I say that, yet the streets of Seoul are filled with Western-style eateries. In many places, it’s hard to find Korean billboards between the TGIF, Outback and McDonald’s signs. Non-Korean food has definitely been accepted here, but it is still seen as more of a novelty or a treat. If you ask Koreans what “junk food” is, they will say chicken, spaghetti and burgers. They distinguish it by its origin. I know that eating McDonald's is bad for me, so I try to eat there rarely. Eating McDonald’s regularly makes it junk food and that is unhealthy. Having it once a month makes it a meal. And therein lays the problem with non-Korean food. All of it is viewed as junky or something that negatively affects your health. This mindset, coupled with the idea that Korean food is hyper-medicinal, leads to people “needing” kimchi or other Korean dishes. I know that vegetables are good for me and a doctor will tell me that I need the vitamins contained in vegetables, but I’m not walking around saying, “I need broccoli” or “I need a banana”. If a Korean doesn't feel well on vacation, the first thing they blame is the non-Korean food they were forced to eat.

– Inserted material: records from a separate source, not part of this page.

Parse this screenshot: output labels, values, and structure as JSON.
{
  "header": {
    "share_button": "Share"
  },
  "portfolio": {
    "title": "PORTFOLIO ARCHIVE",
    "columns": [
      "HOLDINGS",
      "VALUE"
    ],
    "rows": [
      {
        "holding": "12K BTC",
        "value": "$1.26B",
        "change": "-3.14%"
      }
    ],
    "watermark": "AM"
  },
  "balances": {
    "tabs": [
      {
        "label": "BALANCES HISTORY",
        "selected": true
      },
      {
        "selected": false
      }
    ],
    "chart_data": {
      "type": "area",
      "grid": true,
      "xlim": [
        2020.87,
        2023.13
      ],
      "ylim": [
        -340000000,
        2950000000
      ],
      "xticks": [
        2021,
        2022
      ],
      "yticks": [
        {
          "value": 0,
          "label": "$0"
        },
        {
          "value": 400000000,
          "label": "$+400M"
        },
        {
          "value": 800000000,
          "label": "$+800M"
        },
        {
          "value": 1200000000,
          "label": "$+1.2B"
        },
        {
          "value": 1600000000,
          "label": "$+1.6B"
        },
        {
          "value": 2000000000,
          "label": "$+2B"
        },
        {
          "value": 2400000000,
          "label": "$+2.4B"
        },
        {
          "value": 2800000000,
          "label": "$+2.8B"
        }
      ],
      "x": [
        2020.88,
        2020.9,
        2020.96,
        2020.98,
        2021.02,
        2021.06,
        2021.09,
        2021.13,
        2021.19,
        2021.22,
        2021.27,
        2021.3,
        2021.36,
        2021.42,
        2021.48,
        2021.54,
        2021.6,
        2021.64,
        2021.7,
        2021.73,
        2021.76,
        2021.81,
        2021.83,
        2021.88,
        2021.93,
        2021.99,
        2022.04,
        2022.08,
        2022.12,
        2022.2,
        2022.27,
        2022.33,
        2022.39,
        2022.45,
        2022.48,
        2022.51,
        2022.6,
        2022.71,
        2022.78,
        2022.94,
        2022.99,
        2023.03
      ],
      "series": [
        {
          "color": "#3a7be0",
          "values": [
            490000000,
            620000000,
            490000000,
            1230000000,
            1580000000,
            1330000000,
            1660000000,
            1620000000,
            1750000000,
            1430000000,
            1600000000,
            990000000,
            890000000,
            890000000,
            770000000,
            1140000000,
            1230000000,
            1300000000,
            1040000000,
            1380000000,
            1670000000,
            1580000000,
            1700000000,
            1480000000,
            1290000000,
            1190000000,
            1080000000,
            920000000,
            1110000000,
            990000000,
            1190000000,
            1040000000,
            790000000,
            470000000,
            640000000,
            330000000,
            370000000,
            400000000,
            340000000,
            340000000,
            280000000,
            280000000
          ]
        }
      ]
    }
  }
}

In the end, it boils down to one thing and it’s not preference. It’s superiority. Like many other races and ethnicity's, Korean’s believe that they are pretty exceptional. You're not going to find many people walking around claiming to be superior to others, but it’s more easily seen when you look at negative light in which foreigners are portrayed in the news and Korean history, oftentimes as the cause of many problems in Korea. Somehow, Caucasians have become somewhat of an exception to this rule, but African, Middle-Eastern and especially other Asian races have a pretty hard time here. This type of ethnic exceptionalism finds its way to food and surfaces with such comments as “I need kimchi” or “I don’t eat American food because junk food is unhealthy.”

Oh yeah? I don't eat Korean soup because it's boiling when it's served to me. Take that!

4 comments:

Harriet said...

So glad to get your insights and humor again.

Well, David and I could say we needed that McDonald's burger in Seoul even after only 4 days gone from the USA. Was our health affected by this? Of course not, but like the Koreans, it is all about: looks like home and tastes like home. Burgers/kimchi. No contest from us!

The Clam said...

This is not simply "looks like home" when they're saying it in Korea.

Micah said...

Yeah, there is absolutely no need to serve the soup as hot as it is. The problem is those goddamn clay pots. They don't need to cook the pots on the stove for as long they do. It's a simple science. If you heat something to near-boiling, it will remain near-boiling for decent amount of time. When that something is a food, that food will remain tasty and hygenic for quite a while. The decline in heat will not be a problem.

Now, taking that into consideration, why would you put a near-boiling food in a super-heated container, especially when that container INCREASES the heat of the food. The food is near-boiling! Any increase in heat means the food reaches a temperature where it actually CHANGES FORM! What the fuck!

When it comes to these things, I suggest you do what I do: Dump one of those small, metal water-cooler cups of cold water into the soup. It reduces the temperature drastically, and after ten minutes--if you can believe it--it's actually edible. Plus, there's always the added benefit that the ajumma in the kitchen might actually see you do it and complain in a loud gruntal phrase that the whole restaurant can hear and you can't understand. Then you get the pleasure of telling her in purposefully awful Korean that the soup is too "deoweo-yo" and you are a "waigukin ibnida" and not a "hangukin obseoyo".

Then again, maybe this sort of confrontation doesn't interest you. I for one love them; they are my bread and butter. Wait, no. Flaming hot tuna stew.

Anonymous said...

Actually, burritos are more American than Mexican, the burrito started in the border of mexico and the US. Most people in Mexico don't eat burritos, its just offered in american franchises like Taco Bell (i have tried Taco Bell food and i don't want to try again, that food could not be considered mexican food).